> Exercise
The records below are to be restated word for word, with every picture left out.

> Data for the task

= Beginning of Section =

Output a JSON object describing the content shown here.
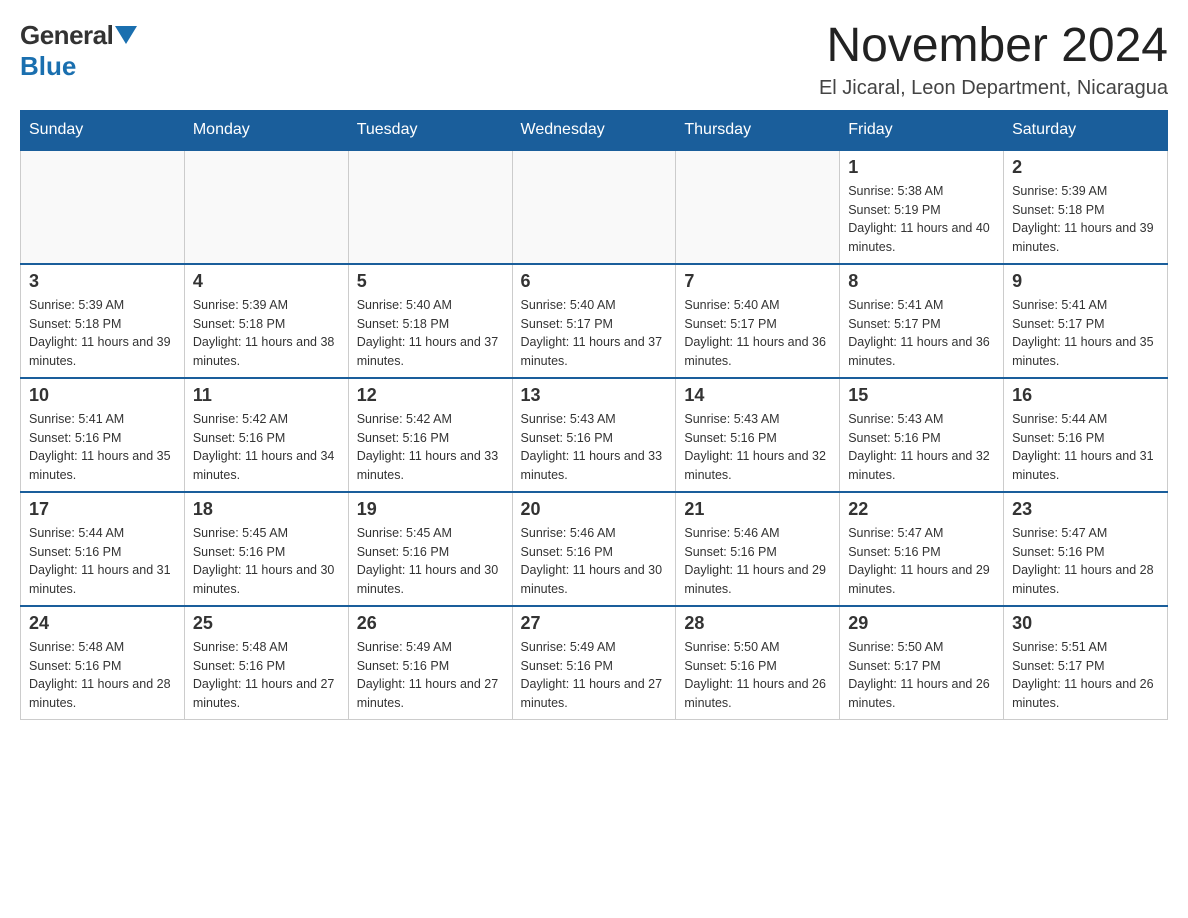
{
  "header": {
    "logo_general": "General",
    "logo_blue": "Blue",
    "month_title": "November 2024",
    "location": "El Jicaral, Leon Department, Nicaragua"
  },
  "weekdays": [
    "Sunday",
    "Monday",
    "Tuesday",
    "Wednesday",
    "Thursday",
    "Friday",
    "Saturday"
  ],
  "weeks": [
    [
      {
        "day": "",
        "info": ""
      },
      {
        "day": "",
        "info": ""
      },
      {
        "day": "",
        "info": ""
      },
      {
        "day": "",
        "info": ""
      },
      {
        "day": "",
        "info": ""
      },
      {
        "day": "1",
        "info": "Sunrise: 5:38 AM\nSunset: 5:19 PM\nDaylight: 11 hours and 40 minutes."
      },
      {
        "day": "2",
        "info": "Sunrise: 5:39 AM\nSunset: 5:18 PM\nDaylight: 11 hours and 39 minutes."
      }
    ],
    [
      {
        "day": "3",
        "info": "Sunrise: 5:39 AM\nSunset: 5:18 PM\nDaylight: 11 hours and 39 minutes."
      },
      {
        "day": "4",
        "info": "Sunrise: 5:39 AM\nSunset: 5:18 PM\nDaylight: 11 hours and 38 minutes."
      },
      {
        "day": "5",
        "info": "Sunrise: 5:40 AM\nSunset: 5:18 PM\nDaylight: 11 hours and 37 minutes."
      },
      {
        "day": "6",
        "info": "Sunrise: 5:40 AM\nSunset: 5:17 PM\nDaylight: 11 hours and 37 minutes."
      },
      {
        "day": "7",
        "info": "Sunrise: 5:40 AM\nSunset: 5:17 PM\nDaylight: 11 hours and 36 minutes."
      },
      {
        "day": "8",
        "info": "Sunrise: 5:41 AM\nSunset: 5:17 PM\nDaylight: 11 hours and 36 minutes."
      },
      {
        "day": "9",
        "info": "Sunrise: 5:41 AM\nSunset: 5:17 PM\nDaylight: 11 hours and 35 minutes."
      }
    ],
    [
      {
        "day": "10",
        "info": "Sunrise: 5:41 AM\nSunset: 5:16 PM\nDaylight: 11 hours and 35 minutes."
      },
      {
        "day": "11",
        "info": "Sunrise: 5:42 AM\nSunset: 5:16 PM\nDaylight: 11 hours and 34 minutes."
      },
      {
        "day": "12",
        "info": "Sunrise: 5:42 AM\nSunset: 5:16 PM\nDaylight: 11 hours and 33 minutes."
      },
      {
        "day": "13",
        "info": "Sunrise: 5:43 AM\nSunset: 5:16 PM\nDaylight: 11 hours and 33 minutes."
      },
      {
        "day": "14",
        "info": "Sunrise: 5:43 AM\nSunset: 5:16 PM\nDaylight: 11 hours and 32 minutes."
      },
      {
        "day": "15",
        "info": "Sunrise: 5:43 AM\nSunset: 5:16 PM\nDaylight: 11 hours and 32 minutes."
      },
      {
        "day": "16",
        "info": "Sunrise: 5:44 AM\nSunset: 5:16 PM\nDaylight: 11 hours and 31 minutes."
      }
    ],
    [
      {
        "day": "17",
        "info": "Sunrise: 5:44 AM\nSunset: 5:16 PM\nDaylight: 11 hours and 31 minutes."
      },
      {
        "day": "18",
        "info": "Sunrise: 5:45 AM\nSunset: 5:16 PM\nDaylight: 11 hours and 30 minutes."
      },
      {
        "day": "19",
        "info": "Sunrise: 5:45 AM\nSunset: 5:16 PM\nDaylight: 11 hours and 30 minutes."
      },
      {
        "day": "20",
        "info": "Sunrise: 5:46 AM\nSunset: 5:16 PM\nDaylight: 11 hours and 30 minutes."
      },
      {
        "day": "21",
        "info": "Sunrise: 5:46 AM\nSunset: 5:16 PM\nDaylight: 11 hours and 29 minutes."
      },
      {
        "day": "22",
        "info": "Sunrise: 5:47 AM\nSunset: 5:16 PM\nDaylight: 11 hours and 29 minutes."
      },
      {
        "day": "23",
        "info": "Sunrise: 5:47 AM\nSunset: 5:16 PM\nDaylight: 11 hours and 28 minutes."
      }
    ],
    [
      {
        "day": "24",
        "info": "Sunrise: 5:48 AM\nSunset: 5:16 PM\nDaylight: 11 hours and 28 minutes."
      },
      {
        "day": "25",
        "info": "Sunrise: 5:48 AM\nSunset: 5:16 PM\nDaylight: 11 hours and 27 minutes."
      },
      {
        "day": "26",
        "info": "Sunrise: 5:49 AM\nSunset: 5:16 PM\nDaylight: 11 hours and 27 minutes."
      },
      {
        "day": "27",
        "info": "Sunrise: 5:49 AM\nSunset: 5:16 PM\nDaylight: 11 hours and 27 minutes."
      },
      {
        "day": "28",
        "info": "Sunrise: 5:50 AM\nSunset: 5:16 PM\nDaylight: 11 hours and 26 minutes."
      },
      {
        "day": "29",
        "info": "Sunrise: 5:50 AM\nSunset: 5:17 PM\nDaylight: 11 hours and 26 minutes."
      },
      {
        "day": "30",
        "info": "Sunrise: 5:51 AM\nSunset: 5:17 PM\nDaylight: 11 hours and 26 minutes."
      }
    ]
  ]
}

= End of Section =

> Expected output
Output a JSON object describing the content shown here.
{
  "header": {
    "logo_general": "General",
    "logo_blue": "Blue",
    "month_title": "November 2024",
    "location": "El Jicaral, Leon Department, Nicaragua"
  },
  "weekdays": [
    "Sunday",
    "Monday",
    "Tuesday",
    "Wednesday",
    "Thursday",
    "Friday",
    "Saturday"
  ],
  "weeks": [
    [
      {
        "day": "",
        "info": ""
      },
      {
        "day": "",
        "info": ""
      },
      {
        "day": "",
        "info": ""
      },
      {
        "day": "",
        "info": ""
      },
      {
        "day": "",
        "info": ""
      },
      {
        "day": "1",
        "info": "Sunrise: 5:38 AM\nSunset: 5:19 PM\nDaylight: 11 hours and 40 minutes."
      },
      {
        "day": "2",
        "info": "Sunrise: 5:39 AM\nSunset: 5:18 PM\nDaylight: 11 hours and 39 minutes."
      }
    ],
    [
      {
        "day": "3",
        "info": "Sunrise: 5:39 AM\nSunset: 5:18 PM\nDaylight: 11 hours and 39 minutes."
      },
      {
        "day": "4",
        "info": "Sunrise: 5:39 AM\nSunset: 5:18 PM\nDaylight: 11 hours and 38 minutes."
      },
      {
        "day": "5",
        "info": "Sunrise: 5:40 AM\nSunset: 5:18 PM\nDaylight: 11 hours and 37 minutes."
      },
      {
        "day": "6",
        "info": "Sunrise: 5:40 AM\nSunset: 5:17 PM\nDaylight: 11 hours and 37 minutes."
      },
      {
        "day": "7",
        "info": "Sunrise: 5:40 AM\nSunset: 5:17 PM\nDaylight: 11 hours and 36 minutes."
      },
      {
        "day": "8",
        "info": "Sunrise: 5:41 AM\nSunset: 5:17 PM\nDaylight: 11 hours and 36 minutes."
      },
      {
        "day": "9",
        "info": "Sunrise: 5:41 AM\nSunset: 5:17 PM\nDaylight: 11 hours and 35 minutes."
      }
    ],
    [
      {
        "day": "10",
        "info": "Sunrise: 5:41 AM\nSunset: 5:16 PM\nDaylight: 11 hours and 35 minutes."
      },
      {
        "day": "11",
        "info": "Sunrise: 5:42 AM\nSunset: 5:16 PM\nDaylight: 11 hours and 34 minutes."
      },
      {
        "day": "12",
        "info": "Sunrise: 5:42 AM\nSunset: 5:16 PM\nDaylight: 11 hours and 33 minutes."
      },
      {
        "day": "13",
        "info": "Sunrise: 5:43 AM\nSunset: 5:16 PM\nDaylight: 11 hours and 33 minutes."
      },
      {
        "day": "14",
        "info": "Sunrise: 5:43 AM\nSunset: 5:16 PM\nDaylight: 11 hours and 32 minutes."
      },
      {
        "day": "15",
        "info": "Sunrise: 5:43 AM\nSunset: 5:16 PM\nDaylight: 11 hours and 32 minutes."
      },
      {
        "day": "16",
        "info": "Sunrise: 5:44 AM\nSunset: 5:16 PM\nDaylight: 11 hours and 31 minutes."
      }
    ],
    [
      {
        "day": "17",
        "info": "Sunrise: 5:44 AM\nSunset: 5:16 PM\nDaylight: 11 hours and 31 minutes."
      },
      {
        "day": "18",
        "info": "Sunrise: 5:45 AM\nSunset: 5:16 PM\nDaylight: 11 hours and 30 minutes."
      },
      {
        "day": "19",
        "info": "Sunrise: 5:45 AM\nSunset: 5:16 PM\nDaylight: 11 hours and 30 minutes."
      },
      {
        "day": "20",
        "info": "Sunrise: 5:46 AM\nSunset: 5:16 PM\nDaylight: 11 hours and 30 minutes."
      },
      {
        "day": "21",
        "info": "Sunrise: 5:46 AM\nSunset: 5:16 PM\nDaylight: 11 hours and 29 minutes."
      },
      {
        "day": "22",
        "info": "Sunrise: 5:47 AM\nSunset: 5:16 PM\nDaylight: 11 hours and 29 minutes."
      },
      {
        "day": "23",
        "info": "Sunrise: 5:47 AM\nSunset: 5:16 PM\nDaylight: 11 hours and 28 minutes."
      }
    ],
    [
      {
        "day": "24",
        "info": "Sunrise: 5:48 AM\nSunset: 5:16 PM\nDaylight: 11 hours and 28 minutes."
      },
      {
        "day": "25",
        "info": "Sunrise: 5:48 AM\nSunset: 5:16 PM\nDaylight: 11 hours and 27 minutes."
      },
      {
        "day": "26",
        "info": "Sunrise: 5:49 AM\nSunset: 5:16 PM\nDaylight: 11 hours and 27 minutes."
      },
      {
        "day": "27",
        "info": "Sunrise: 5:49 AM\nSunset: 5:16 PM\nDaylight: 11 hours and 27 minutes."
      },
      {
        "day": "28",
        "info": "Sunrise: 5:50 AM\nSunset: 5:16 PM\nDaylight: 11 hours and 26 minutes."
      },
      {
        "day": "29",
        "info": "Sunrise: 5:50 AM\nSunset: 5:17 PM\nDaylight: 11 hours and 26 minutes."
      },
      {
        "day": "30",
        "info": "Sunrise: 5:51 AM\nSunset: 5:17 PM\nDaylight: 11 hours and 26 minutes."
      }
    ]
  ]
}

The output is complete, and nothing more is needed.